Two books have excited me this year. The first is Hans Fallada's Every Man Dies Alone (Melville House Publishing, $27). Written after the Second World War, it was based on fact, but it is much more than fictionalised reportage. It tells the story of an uneducated and unpolitical working-class couple provoked into resistance by the death of their conscript son during the German invasion of France in 1940. Inevitably, they are caught. The husband is guillotined; the wife is imprisoned and then killed in an air raid. But there is a stubborn nobility about them and their protest that grips the reader.

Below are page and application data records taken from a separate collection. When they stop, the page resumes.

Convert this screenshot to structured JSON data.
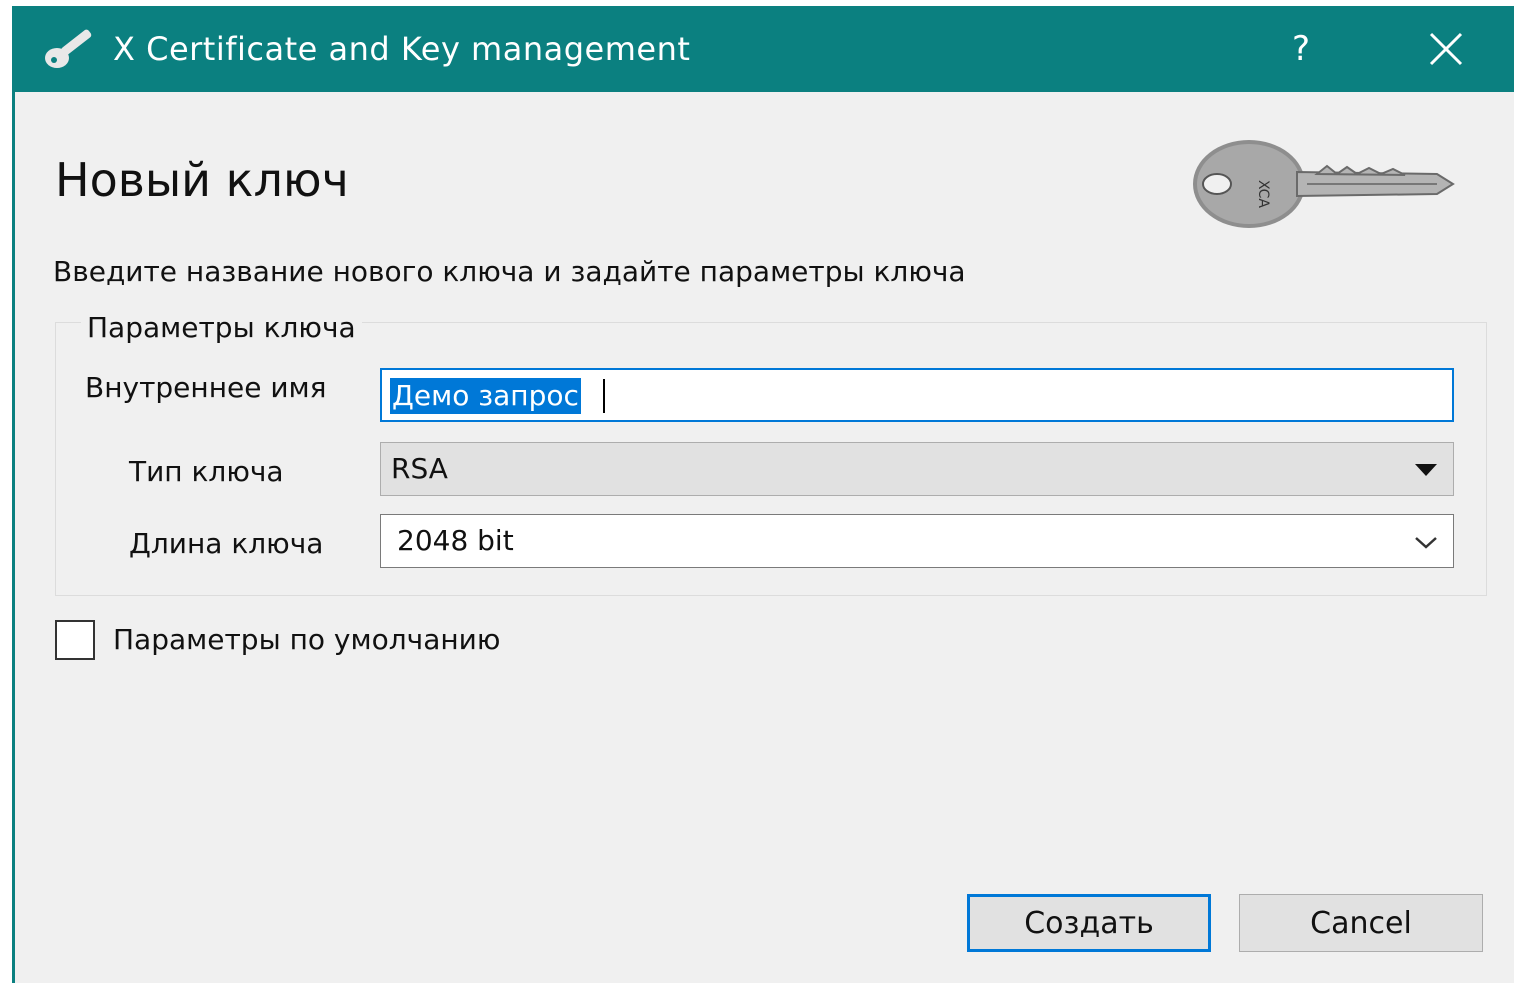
{
  "window": {
    "title": "X Certificate and Key management",
    "help_label": "?",
    "accent_color": "#0b8080"
  },
  "page": {
    "title": "Новый ключ",
    "instruction": "Введите название нового ключа и задайте параметры ключа"
  },
  "key_params": {
    "legend": "Параметры ключа",
    "name_label": "Внутреннее имя",
    "name_value": "Демо запрос",
    "type_label": "Тип ключа",
    "type_value": "RSA",
    "length_label": "Длина ключа",
    "length_value": "2048 bit"
  },
  "defaults_checkbox": {
    "label": "Параметры по умолчанию",
    "checked": false
  },
  "buttons": {
    "create_label": "Создать",
    "cancel_label": "Cancel"
  },
  "key_graphic_text": "XCA",
  "icons": [
    "key-icon",
    "help-icon",
    "close-icon",
    "dropdown-arrow-icon",
    "chevron-down-icon",
    "key-graphic"
  ]
}
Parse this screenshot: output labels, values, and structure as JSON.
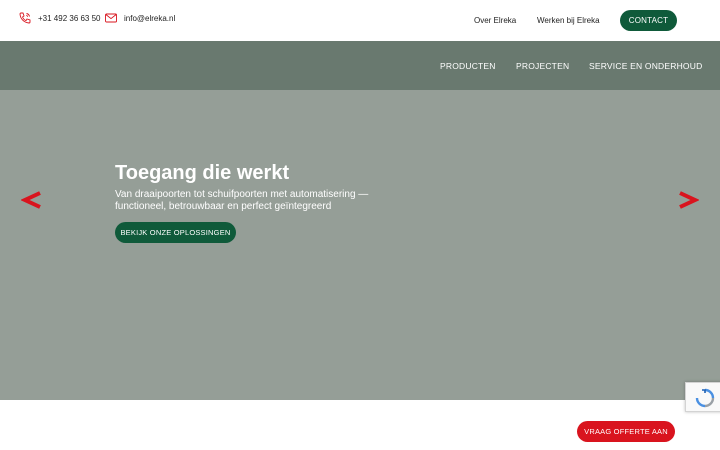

The second book is very different: F P Lock's monumental, two-volume biography of Edmund Burke (Oxford University Press, volume 1: £41 paperback, volume 2: £39 paperback).